Clip-heads were the original type of collated (in a strip) nail for air tools. They were first introduced to the market in the late 1960s and they still remain a popular choice in most parts of the USA.
FRH nails came on the scene in the late 80s as a popular product in the earthquake/hurricane markets like the west coast states and the coastal areas in the gulf and east affected by hurricane threat. In these markets, local code changes required many builders to change from the clip-head to the FRH nail. Building inspectors started to discriminate against the use of the clipped-head nail. It was felt the FRH would help prevent an overdrive into shear wall (structural sheathing).
Today, it seems the FRH nails are the dominant format on the West Coast, Florida, and the South Atlantic regions. Again, FRH is the product of choice in the earthquake and hurricane prone markets.
Independent lab research results yield no significant difference in performance between both nail types. Even more important, today’s tools offer a depth-of-drive control feature, so it’s easier for the operator to properly set nails when driving plywood or other sheathing products.
FRH nails come in the strip or coil format. The FRH strips are collated with a plastic material; the coils are collated with wire. Clipped-head nails are only available in a strip format and are collated with paper and adhesive. The FRH strips will leave some plastic debris on your job site, and some plastic chunks embedded into your work surface trapped by the nail head (flagging). The paper-collated clipped-heads are a bit cleaner, some flagging, but most of the paper seems to disappear.

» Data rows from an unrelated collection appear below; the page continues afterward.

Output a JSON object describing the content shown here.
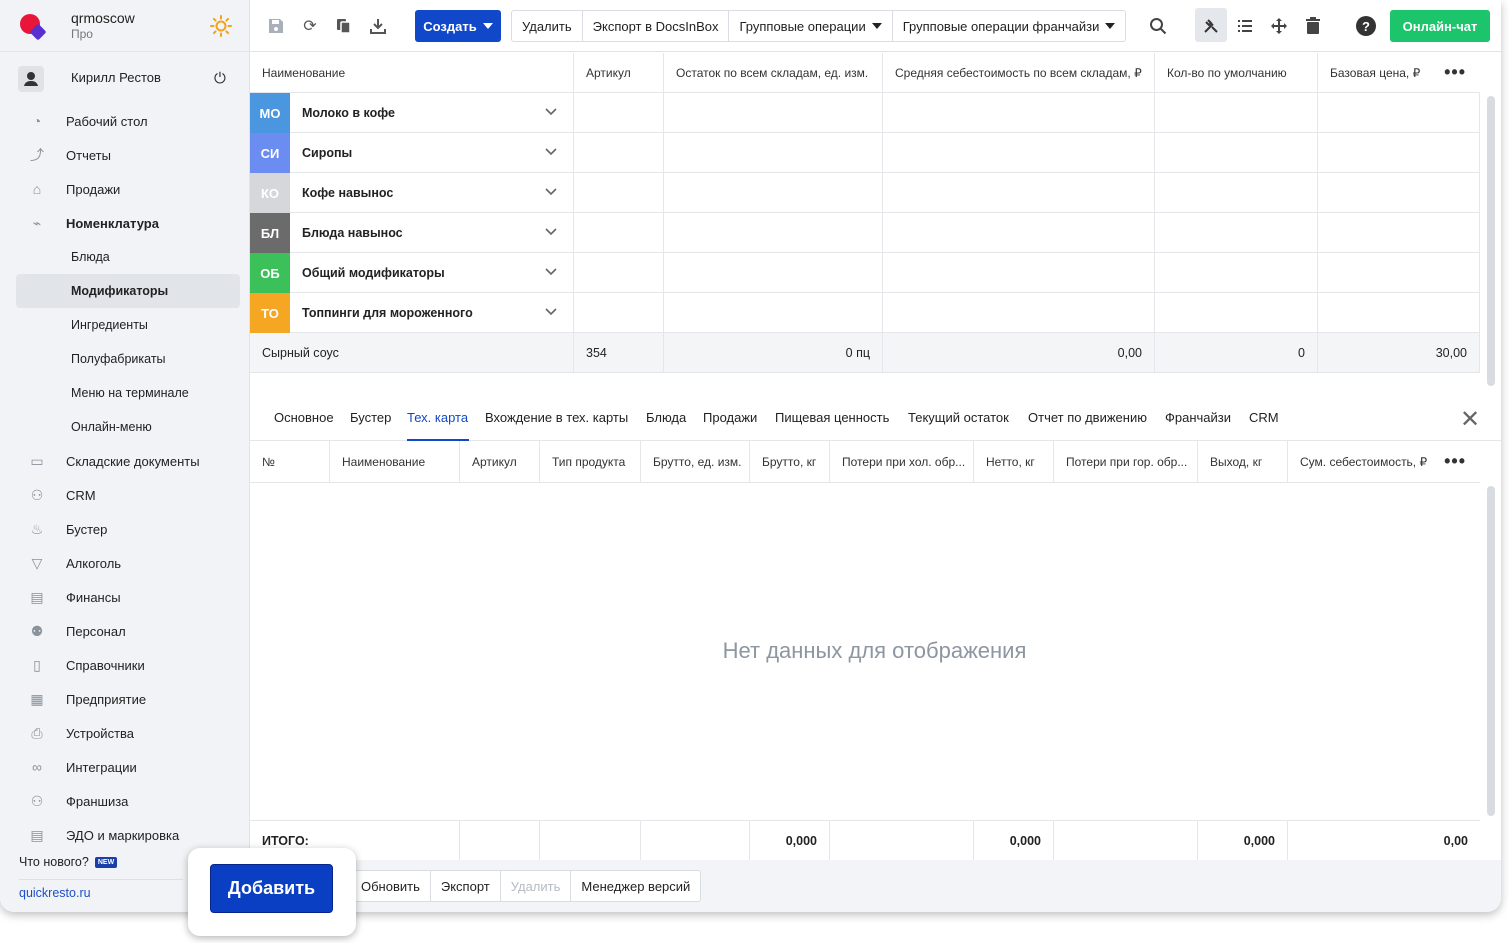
{
  "brand": {
    "name": "qrmoscow",
    "plan": "Про"
  },
  "user": {
    "name": "Кирилл Рестов"
  },
  "nav": [
    {
      "label": "Рабочий стол",
      "icon": "dashboard-icon"
    },
    {
      "label": "Отчеты",
      "icon": "chart-icon"
    },
    {
      "label": "Продажи",
      "icon": "basket-icon"
    },
    {
      "label": "Номенклатура",
      "icon": "tag-icon",
      "bold": true
    },
    {
      "label": "Блюда",
      "sub": true
    },
    {
      "label": "Модификаторы",
      "sub": true,
      "active": true
    },
    {
      "label": "Ингредиенты",
      "sub": true
    },
    {
      "label": "Полуфабрикаты",
      "sub": true
    },
    {
      "label": "Меню на терминале",
      "sub": true
    },
    {
      "label": "Онлайн-меню",
      "sub": true
    },
    {
      "label": "Складские документы",
      "icon": "warehouse-icon"
    },
    {
      "label": "CRM",
      "icon": "crm-icon"
    },
    {
      "label": "Бустер",
      "icon": "booster-icon"
    },
    {
      "label": "Алкоголь",
      "icon": "glass-icon"
    },
    {
      "label": "Финансы",
      "icon": "wallet-icon"
    },
    {
      "label": "Персонал",
      "icon": "people-icon"
    },
    {
      "label": "Справочники",
      "icon": "book-icon"
    },
    {
      "label": "Предприятие",
      "icon": "store-icon"
    },
    {
      "label": "Устройства",
      "icon": "printer-icon"
    },
    {
      "label": "Интеграции",
      "icon": "infinity-icon"
    },
    {
      "label": "Франшиза",
      "icon": "franchise-icon"
    },
    {
      "label": "ЭДО и маркировка",
      "icon": "document-icon"
    }
  ],
  "whats_new": "Что нового?",
  "new_badge": "NEW",
  "site": "quickresto.ru",
  "toolbar": {
    "create": "Создать",
    "delete": "Удалить",
    "export": "Экспорт в DocsInBox",
    "group_ops": "Групповые операции",
    "group_ops_fr": "Групповые операции франчайзи",
    "chat": "Онлайн-чат"
  },
  "grid1": {
    "columns": [
      "Наименование",
      "Артикул",
      "Остаток по всем складам, ед. изм.",
      "Средняя себестоимость по всем складам, ₽",
      "Кол-во по умолчанию",
      "Базовая цена, ₽"
    ],
    "groups": [
      {
        "abbr": "МО",
        "name": "Молоко в кофе",
        "color": "#4a97e0"
      },
      {
        "abbr": "СИ",
        "name": "Сиропы",
        "color": "#6b8cf0"
      },
      {
        "abbr": "КО",
        "name": "Кофе навынос",
        "color": "#d5d7da"
      },
      {
        "abbr": "БЛ",
        "name": "Блюда навынос",
        "color": "#6b6b6b"
      },
      {
        "abbr": "ОБ",
        "name": "Общий модификаторы",
        "color": "#3cc05a"
      },
      {
        "abbr": "ТО",
        "name": "Топпинги для мороженного",
        "color": "#f5a623"
      }
    ],
    "item": {
      "name": "Сырный соус",
      "article": "354",
      "stock": "0 пц",
      "cost": "0,00",
      "qty": "0",
      "price": "30,00"
    }
  },
  "tabs": [
    "Основное",
    "Бустер",
    "Тех. карта",
    "Вхождение в тех. карты",
    "Блюда",
    "Продажи",
    "Пищевая ценность",
    "Текущий остаток",
    "Отчет по движению",
    "Франчайзи",
    "CRM"
  ],
  "grid2": {
    "columns": [
      "№",
      "Наименование",
      "Артикул",
      "Тип продукта",
      "Брутто, ед. изм.",
      "Брутто, кг",
      "Потери при хол. обр...",
      "Нетто, кг",
      "Потери при гор. обр...",
      "Выход, кг",
      "Сум. себестоимость, ₽"
    ],
    "empty": "Нет данных для отображения",
    "total_label": "ИТОГО:",
    "totals": {
      "brutto_kg": "0,000",
      "netto_kg": "0,000",
      "output_kg": "0,000",
      "sum_cost": "0,00"
    }
  },
  "bottom": {
    "add": "Добавить",
    "refresh": "Обновить",
    "export": "Экспорт",
    "delete": "Удалить",
    "versions": "Менеджер версий"
  }
}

The clipped-head tools have a shorter magazine track because the nails are right next to each other. In addition, the clipped-head tool has more weight forward (slightly nose heavy), which means less recoil. The FRH tools feature a longer magazine track, which protrudes several inches beyond the rear of the tool body. Some users prefer the shorter magazines for the maneuverability they offer, and some users like the longer magazine tools for the exceptional balance.